To keep him out of their show, Ferdi gets him a job singing with Cugat’s band; yet, Nora and Dick begin a whirlwind courtship anyway. Little does she know that Dick is the son of famous opera singer Richard Herald (Melchior). Dick’s father has planned his whole life, including Dick becoming an opera singer and marrying a girl he doesn’t love: Frances Allenbury (Mary Stuart). Dick doesn’t have the heart to tell his father, Frances, or Nora the truth.
Esther Williams displays her astounding swimming abilities in this film, cleverly woven in through shows, rehearsals, and a swimming lesson on Mackinac Island. Whether she’s performing amazing underwater feats that the show’s audience couldn’t possibly see, demonstrating a perfect swan dive, or teaching her niece how to do the backstroke, she always looks elegant even when soaking wet.
You would think that water ballet would be a rather limited specialty, yet MGM managed to display the swimming actress and her well-fitted one-piece bathing suits in enough successful films to make her one of Hollywood’s biggest stars.
In the film’s drier moments, there are enough musical styles in this movie to entertain everyone. None of the songs are out-of-context “bursting into song” moments, so they don’t slow the pacing; the characters involved perform all the featured music.
Lauritz Melchior brings opera to the masses through four classical arias, many in opera performances within the film. He also shows impressive acting chops as Dick’s strong-willed yet loving father. Jimmy Durante performs more musical numbers than usual in this film, since he too renders four songs, including his signature “Inka Dinka Doo,” all while pounding away on the piano and cracking jokes.
Although he can’t compete with the fame of the other male singers, Johnny Johnson proves his worthiness of being in the film with his beautiful popular-style voice. He sings a few numbers with Xavier Cugat’s band, including Cole Porter’s old MGM standard, “Easy to Love.” He also croons a very tender rendition of “Apple Blossom Time.”
Mackinac Island“This Time for Keeps” was the first movie to be filmed on the island. Filming took place between July and October 1946, some of which was spent on the island. The summer scenes feature a delightful, “When It’s Lilac Time on Mackinac Island” by Lesley Kirk, which was written for a 1944 MGM travelogue about the unusual destination. Lilacs are indeed a specialty of the Michigan island, which began hosting a Lilac Festival in late August two years after this film was released.

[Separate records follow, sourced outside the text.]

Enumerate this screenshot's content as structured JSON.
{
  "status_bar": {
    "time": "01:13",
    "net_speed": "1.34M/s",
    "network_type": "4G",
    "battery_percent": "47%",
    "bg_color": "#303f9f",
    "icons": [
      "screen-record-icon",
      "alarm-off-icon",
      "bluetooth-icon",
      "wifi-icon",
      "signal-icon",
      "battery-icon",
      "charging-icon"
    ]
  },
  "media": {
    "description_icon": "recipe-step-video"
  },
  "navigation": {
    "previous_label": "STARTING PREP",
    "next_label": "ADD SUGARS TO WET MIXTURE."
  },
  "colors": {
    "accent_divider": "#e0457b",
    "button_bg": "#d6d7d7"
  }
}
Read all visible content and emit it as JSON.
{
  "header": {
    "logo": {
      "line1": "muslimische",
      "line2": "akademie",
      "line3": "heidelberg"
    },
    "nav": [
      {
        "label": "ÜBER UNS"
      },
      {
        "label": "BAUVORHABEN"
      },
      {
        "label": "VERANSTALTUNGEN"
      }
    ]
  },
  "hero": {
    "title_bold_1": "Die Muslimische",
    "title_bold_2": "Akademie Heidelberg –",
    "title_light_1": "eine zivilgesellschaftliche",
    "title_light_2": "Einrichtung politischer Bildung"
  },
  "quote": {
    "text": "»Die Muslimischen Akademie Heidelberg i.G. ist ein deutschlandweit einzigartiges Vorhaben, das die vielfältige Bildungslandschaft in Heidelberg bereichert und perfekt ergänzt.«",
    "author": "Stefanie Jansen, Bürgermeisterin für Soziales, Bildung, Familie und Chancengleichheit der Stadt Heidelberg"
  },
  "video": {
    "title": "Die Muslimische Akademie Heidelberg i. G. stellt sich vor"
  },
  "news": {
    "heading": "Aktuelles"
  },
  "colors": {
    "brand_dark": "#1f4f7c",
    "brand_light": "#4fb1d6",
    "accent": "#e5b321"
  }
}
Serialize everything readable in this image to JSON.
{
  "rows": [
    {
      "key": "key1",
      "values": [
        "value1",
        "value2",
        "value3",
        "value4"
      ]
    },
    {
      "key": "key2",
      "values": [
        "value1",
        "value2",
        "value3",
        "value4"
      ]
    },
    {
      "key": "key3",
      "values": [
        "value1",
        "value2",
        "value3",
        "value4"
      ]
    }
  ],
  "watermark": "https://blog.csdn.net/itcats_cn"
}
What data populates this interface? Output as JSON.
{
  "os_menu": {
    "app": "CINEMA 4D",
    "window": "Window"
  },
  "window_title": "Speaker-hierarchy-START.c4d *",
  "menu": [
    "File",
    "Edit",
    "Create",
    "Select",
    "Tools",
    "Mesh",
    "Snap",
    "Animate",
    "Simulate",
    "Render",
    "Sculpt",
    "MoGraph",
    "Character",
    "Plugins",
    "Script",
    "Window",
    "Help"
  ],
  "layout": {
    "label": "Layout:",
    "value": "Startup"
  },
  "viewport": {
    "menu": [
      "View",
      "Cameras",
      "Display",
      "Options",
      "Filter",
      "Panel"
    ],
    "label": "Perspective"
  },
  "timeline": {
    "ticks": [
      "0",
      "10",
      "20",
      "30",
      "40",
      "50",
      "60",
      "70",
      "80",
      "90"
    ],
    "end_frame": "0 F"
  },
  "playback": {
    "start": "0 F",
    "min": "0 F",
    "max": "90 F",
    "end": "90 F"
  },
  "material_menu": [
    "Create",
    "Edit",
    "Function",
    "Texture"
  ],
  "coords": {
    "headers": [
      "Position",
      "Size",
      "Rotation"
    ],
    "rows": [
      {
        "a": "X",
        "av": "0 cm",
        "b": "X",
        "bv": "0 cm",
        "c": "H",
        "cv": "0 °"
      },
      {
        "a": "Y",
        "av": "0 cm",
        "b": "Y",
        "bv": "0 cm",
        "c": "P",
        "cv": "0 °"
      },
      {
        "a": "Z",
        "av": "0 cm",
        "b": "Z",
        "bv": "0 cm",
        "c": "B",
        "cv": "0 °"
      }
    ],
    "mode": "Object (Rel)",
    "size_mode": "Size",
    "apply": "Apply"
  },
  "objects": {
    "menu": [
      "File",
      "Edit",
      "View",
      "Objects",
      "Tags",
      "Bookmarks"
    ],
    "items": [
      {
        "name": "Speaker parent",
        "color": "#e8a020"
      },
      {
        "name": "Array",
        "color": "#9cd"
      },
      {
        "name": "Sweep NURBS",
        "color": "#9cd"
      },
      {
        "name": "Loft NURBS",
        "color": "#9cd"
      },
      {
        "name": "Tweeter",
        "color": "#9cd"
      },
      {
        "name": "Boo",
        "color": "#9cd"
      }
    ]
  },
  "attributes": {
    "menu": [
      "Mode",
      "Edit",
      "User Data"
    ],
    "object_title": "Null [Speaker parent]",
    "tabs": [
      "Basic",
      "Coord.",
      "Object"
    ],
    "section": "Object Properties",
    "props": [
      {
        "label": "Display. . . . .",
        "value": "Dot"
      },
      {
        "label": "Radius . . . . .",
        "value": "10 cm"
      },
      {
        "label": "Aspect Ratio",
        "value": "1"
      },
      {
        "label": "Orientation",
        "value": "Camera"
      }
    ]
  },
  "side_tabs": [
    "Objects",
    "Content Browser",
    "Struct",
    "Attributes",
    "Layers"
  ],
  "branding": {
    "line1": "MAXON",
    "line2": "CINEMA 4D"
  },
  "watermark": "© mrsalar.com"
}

The facts that Nora tells Dick about Mackinac Island hold true today. While the island is visited by thousands of tourists in summertime, its population shrinks to a few hundred during the snowy winter. In fact, the city’s permanent population was actually larger in 1950, at 572, then in 2020, at 470. Since the 18-mile-wide island is surrounded by Lake Huron, it is only reachable by ferry in the summer, ice bridge in the winter, and charter plane.
At the summer arrival, as Jimmy Durante meets the arriving boat, I’m positive that the other onlookers in the crowd are actual Mackinac Island tourists and locals rather than extras.
One of Mackinac Island’s most famous locations is the Grand Hotel, built in 1887. Dick returns to Mackinac Island later in the film with Xavier Cugat’s band to perform at the hotel. You can see the beautiful architecture of this magnificent Victorian structure, including the world’s longest porch, where Thomas Edison gave the first public demonstration of his phonograph.
Nora brings her niece, Deborah (Sharon McManus), to the hotel’s pool for her swimming lesson. Since the film utilized the hotel’s real pool to film this scene, it was later named the Esther Williams Swimming Pool, a dedication which remains to this day. The hotel offers 388 rooms and suites, each of which is decorated differently, including the lakeview Esther Williams Suite.